Your task is to copy each line of the listing that contains the word "icon".
____ Entries shown
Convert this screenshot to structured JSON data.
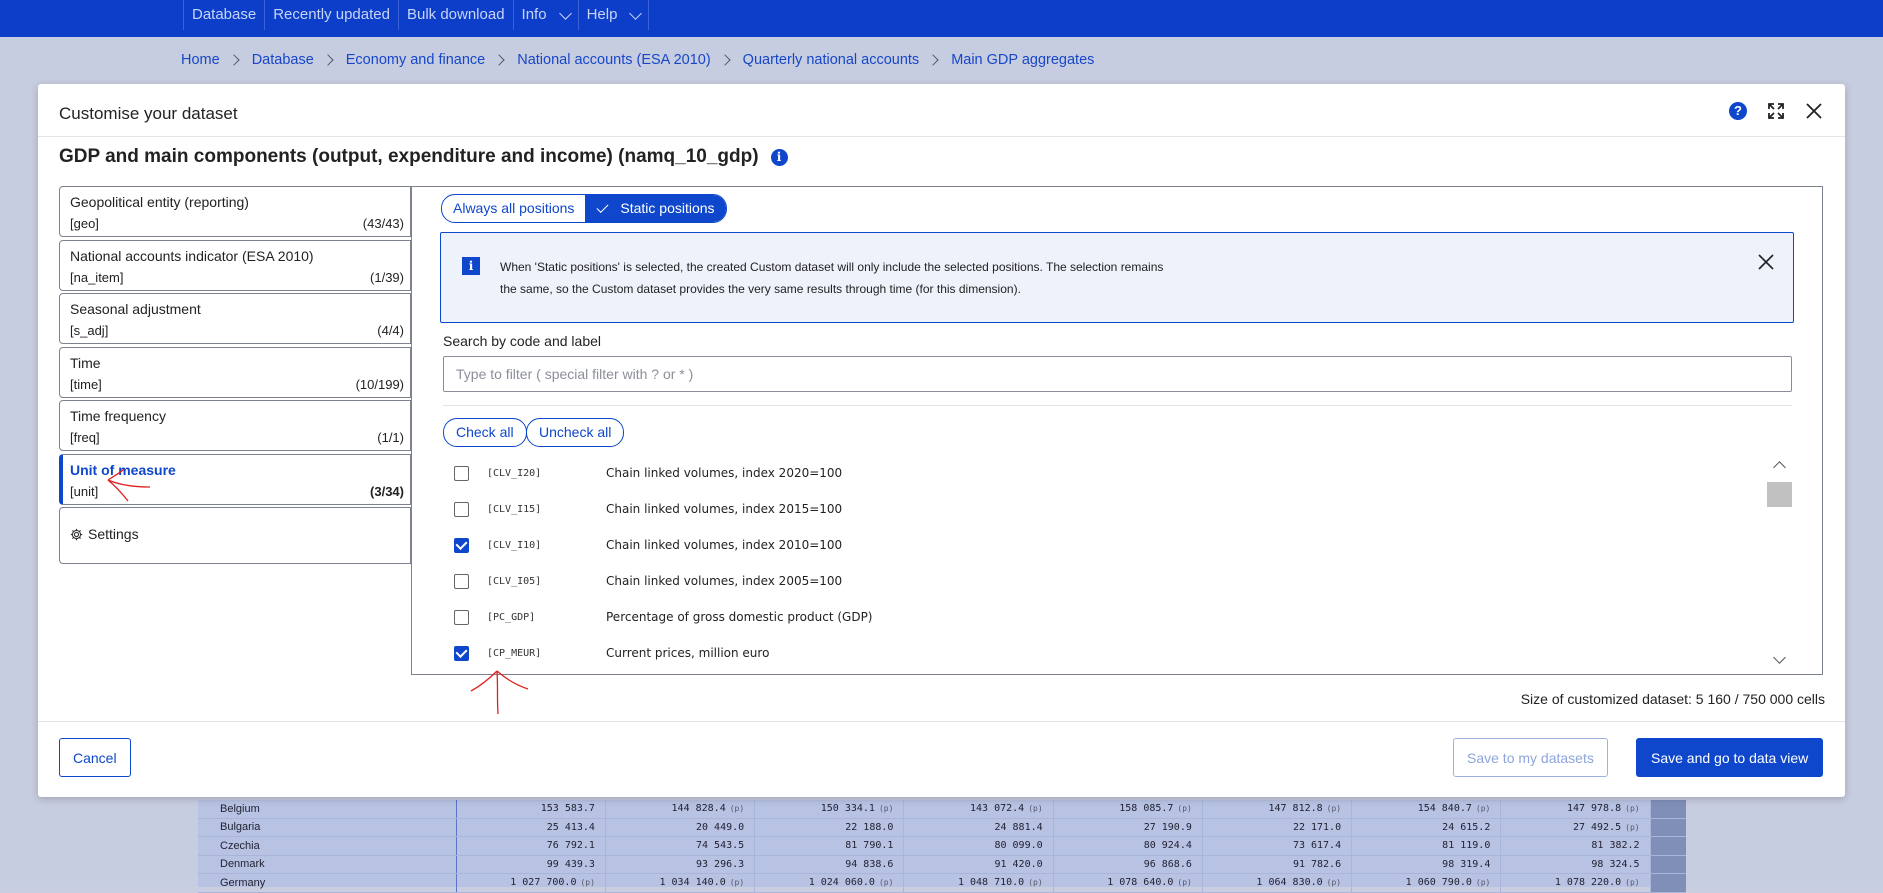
{
  "topnav": {
    "items": [
      {
        "label": "Database"
      },
      {
        "label": "Recently updated"
      },
      {
        "label": "Bulk download"
      },
      {
        "label": "Info"
      },
      {
        "label": "Help"
      }
    ]
  },
  "breadcrumb": [
    "Home",
    "Database",
    "Economy and finance",
    "National accounts (ESA 2010)",
    "Quarterly national accounts",
    "Main GDP aggregates"
  ],
  "modal": {
    "title": "Customise your dataset",
    "dataset_title": "GDP and main components (output, expenditure and income) (namq_10_gdp)",
    "help_icon": "help-icon",
    "expand_icon": "expand-icon",
    "close_icon": "close-icon"
  },
  "dimensions": [
    {
      "label": "Geopolitical entity (reporting)",
      "code": "[geo]",
      "count": "(43/43)"
    },
    {
      "label": "National accounts indicator (ESA 2010)",
      "code": "[na_item]",
      "count": "(1/39)"
    },
    {
      "label": "Seasonal adjustment",
      "code": "[s_adj]",
      "count": "(4/4)"
    },
    {
      "label": "Time",
      "code": "[time]",
      "count": "(10/199)"
    },
    {
      "label": "Time frequency",
      "code": "[freq]",
      "count": "(1/1)"
    },
    {
      "label": "Unit of measure",
      "code": "[unit]",
      "count": "(3/34)",
      "active": true
    }
  ],
  "settings_label": "Settings",
  "positions_toggle": {
    "always": "Always all positions",
    "static": "Static positions",
    "selected": "static"
  },
  "info_message": "When 'Static positions' is selected, the created Custom dataset will only include the selected positions. The selection remains the same, so the Custom dataset provides the very same results through time (for this dimension).",
  "search": {
    "label": "Search by code and label",
    "placeholder": "Type to filter ( special filter with ? or * )",
    "value": ""
  },
  "check_all": "Check all",
  "uncheck_all": "Uncheck all",
  "unit_items": [
    {
      "code": "[CLV_I20]",
      "label": "Chain linked volumes, index 2020=100",
      "checked": false
    },
    {
      "code": "[CLV_I15]",
      "label": "Chain linked volumes, index 2015=100",
      "checked": false
    },
    {
      "code": "[CLV_I10]",
      "label": "Chain linked volumes, index 2010=100",
      "checked": true
    },
    {
      "code": "[CLV_I05]",
      "label": "Chain linked volumes, index 2005=100",
      "checked": false
    },
    {
      "code": "[PC_GDP]",
      "label": "Percentage of gross domestic product (GDP)",
      "checked": false
    },
    {
      "code": "[CP_MEUR]",
      "label": "Current prices, million euro",
      "checked": true
    }
  ],
  "size_info": "Size of customized dataset: 5 160 / 750 000 cells",
  "buttons": {
    "cancel": "Cancel",
    "save_mine": "Save to my datasets",
    "save_go": "Save and go to data view"
  },
  "background_table": {
    "rows": [
      {
        "country": "Belgium",
        "values": [
          "153 583.7",
          "144 828.4",
          "150 334.1",
          "143 072.4",
          "158 085.7",
          "147 812.8",
          "154 840.7",
          "147 978.8"
        ]
      },
      {
        "country": "Bulgaria",
        "values": [
          "25 413.4",
          "20 449.0",
          "22 188.0",
          "24 881.4",
          "27 190.9",
          "22 171.0",
          "24 615.2",
          "27 492.5"
        ]
      },
      {
        "country": "Czechia",
        "values": [
          "76 792.1",
          "74 543.5",
          "81 790.1",
          "80 099.0",
          "80 924.4",
          "73 617.4",
          "81 119.0",
          "81 382.2"
        ]
      },
      {
        "country": "Denmark",
        "values": [
          "99 439.3",
          "93 296.3",
          "94 838.6",
          "91 420.0",
          "96 868.6",
          "91 782.6",
          "98 319.4",
          "98 324.5"
        ]
      },
      {
        "country": "Germany",
        "values": [
          "1 027 700.0",
          "1 034 140.0",
          "1 024 060.0",
          "1 048 710.0",
          "1 078 640.0",
          "1 064 830.0",
          "1 060 790.0",
          "1 078 220.0"
        ]
      }
    ],
    "flag": "(p)"
  },
  "colors": {
    "brand": "#0e47cb",
    "topbar": "#0d3ec9",
    "annotation": "#e02020"
  }
}
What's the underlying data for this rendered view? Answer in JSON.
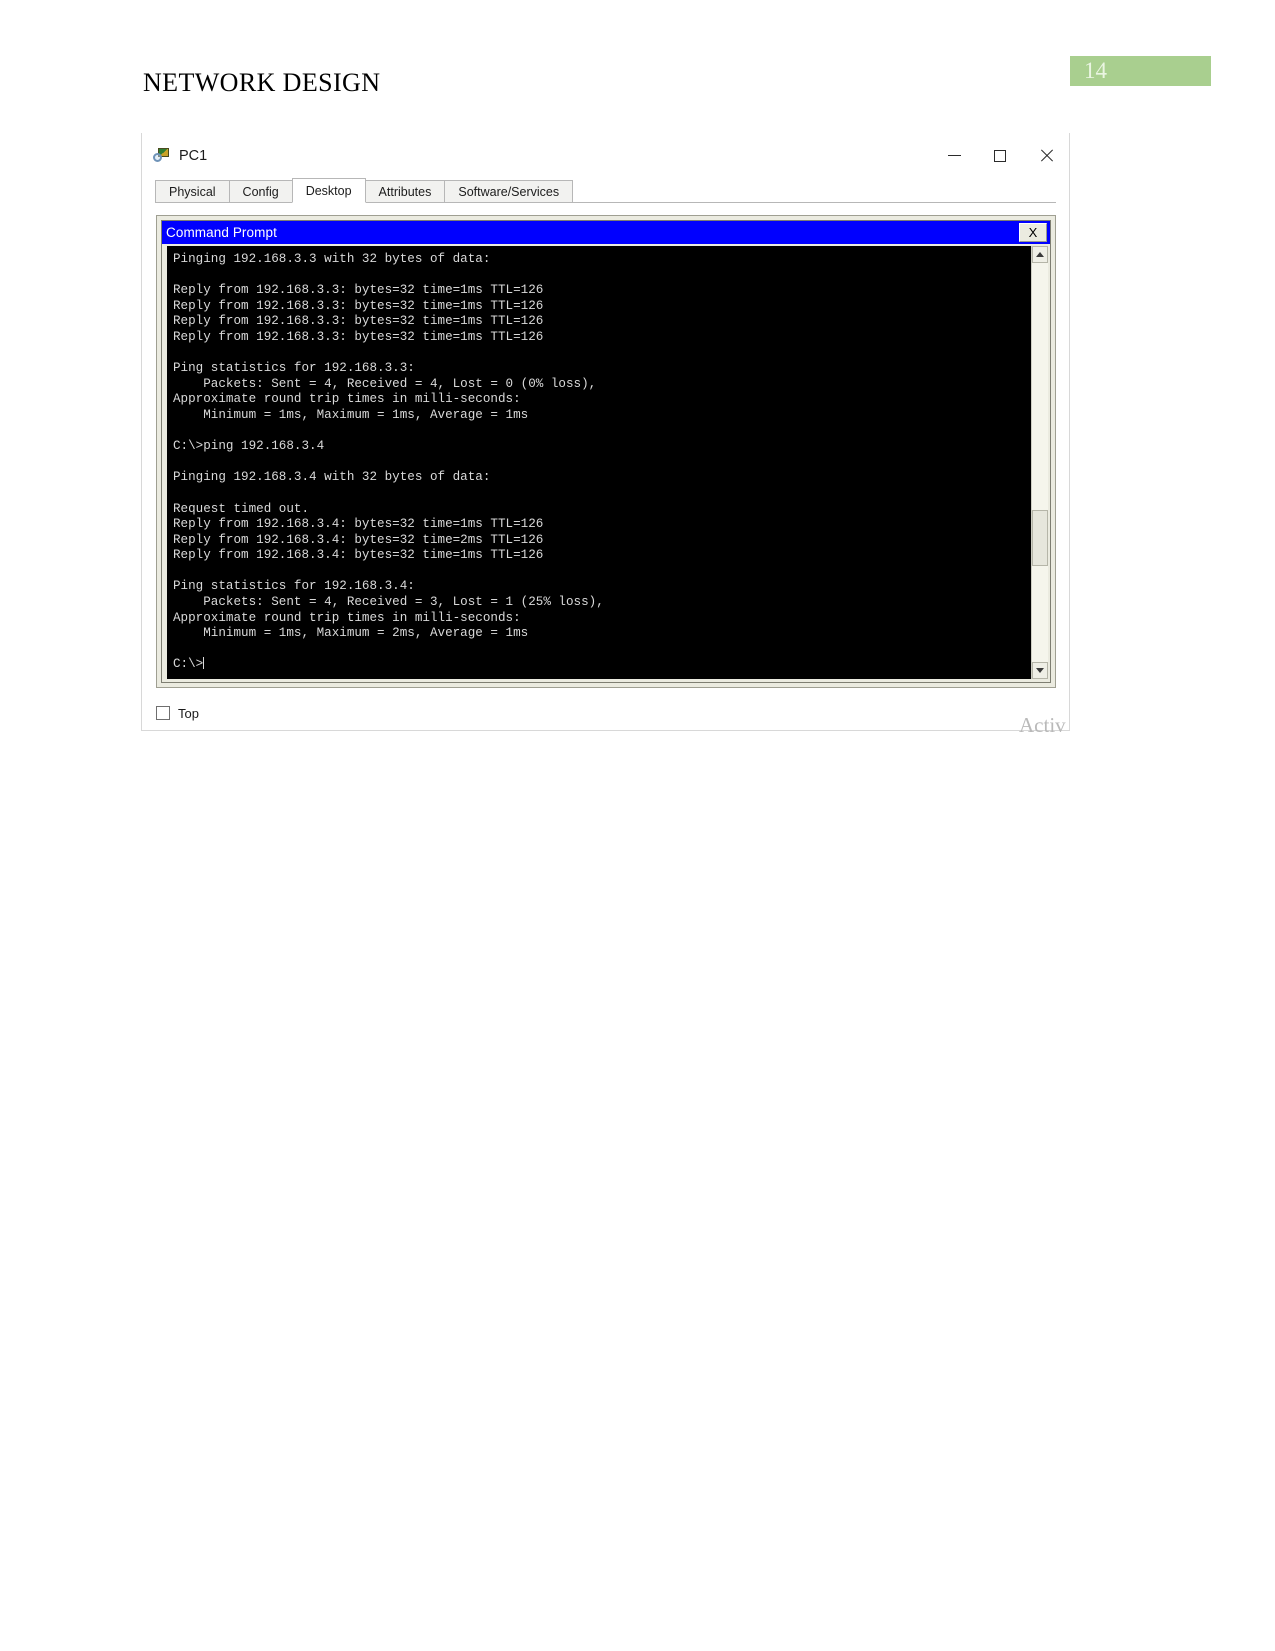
{
  "document": {
    "header_title": "NETWORK DESIGN",
    "page_number": "14",
    "page_badge_color": "#a9cf8f"
  },
  "window": {
    "title": "PC1",
    "app_icon": "packet-tracer-pc-icon",
    "controls": {
      "minimize": "–",
      "maximize": "□",
      "close": "✕"
    },
    "tabs": [
      {
        "label": "Physical",
        "active": false
      },
      {
        "label": "Config",
        "active": false
      },
      {
        "label": "Desktop",
        "active": true
      },
      {
        "label": "Attributes",
        "active": false
      },
      {
        "label": "Software/Services",
        "active": false
      }
    ]
  },
  "command_prompt": {
    "title": "Command Prompt",
    "title_bar_color": "#0000ff",
    "close_button_label": "X",
    "console_text": "Pinging 192.168.3.3 with 32 bytes of data:\n\nReply from 192.168.3.3: bytes=32 time=1ms TTL=126\nReply from 192.168.3.3: bytes=32 time=1ms TTL=126\nReply from 192.168.3.3: bytes=32 time=1ms TTL=126\nReply from 192.168.3.3: bytes=32 time=1ms TTL=126\n\nPing statistics for 192.168.3.3:\n    Packets: Sent = 4, Received = 4, Lost = 0 (0% loss),\nApproximate round trip times in milli-seconds:\n    Minimum = 1ms, Maximum = 1ms, Average = 1ms\n\nC:\\>ping 192.168.3.4\n\nPinging 192.168.3.4 with 32 bytes of data:\n\nRequest timed out.\nReply from 192.168.3.4: bytes=32 time=1ms TTL=126\nReply from 192.168.3.4: bytes=32 time=2ms TTL=126\nReply from 192.168.3.4: bytes=32 time=1ms TTL=126\n\nPing statistics for 192.168.3.4:\n    Packets: Sent = 4, Received = 3, Lost = 1 (25% loss),\nApproximate round trip times in milli-seconds:\n    Minimum = 1ms, Maximum = 2ms, Average = 1ms\n\nC:\\>",
    "scrollbar": {
      "up_arrow": "scroll-up-arrow-icon",
      "down_arrow": "scroll-down-arrow-icon"
    }
  },
  "footer": {
    "top_checkbox_label": "Top",
    "top_checkbox_checked": false
  },
  "watermark": {
    "text": "Activ"
  }
}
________
Output below:
    "help_icon": "help-icon",
    "expand_icon": "expand-icon",
    "close_icon": "close-icon"
    "app_icon": "packet-tracer-pc-icon",
      "up_arrow": "scroll-up-arrow-icon",
      "down_arrow": "scroll-down-arrow-icon"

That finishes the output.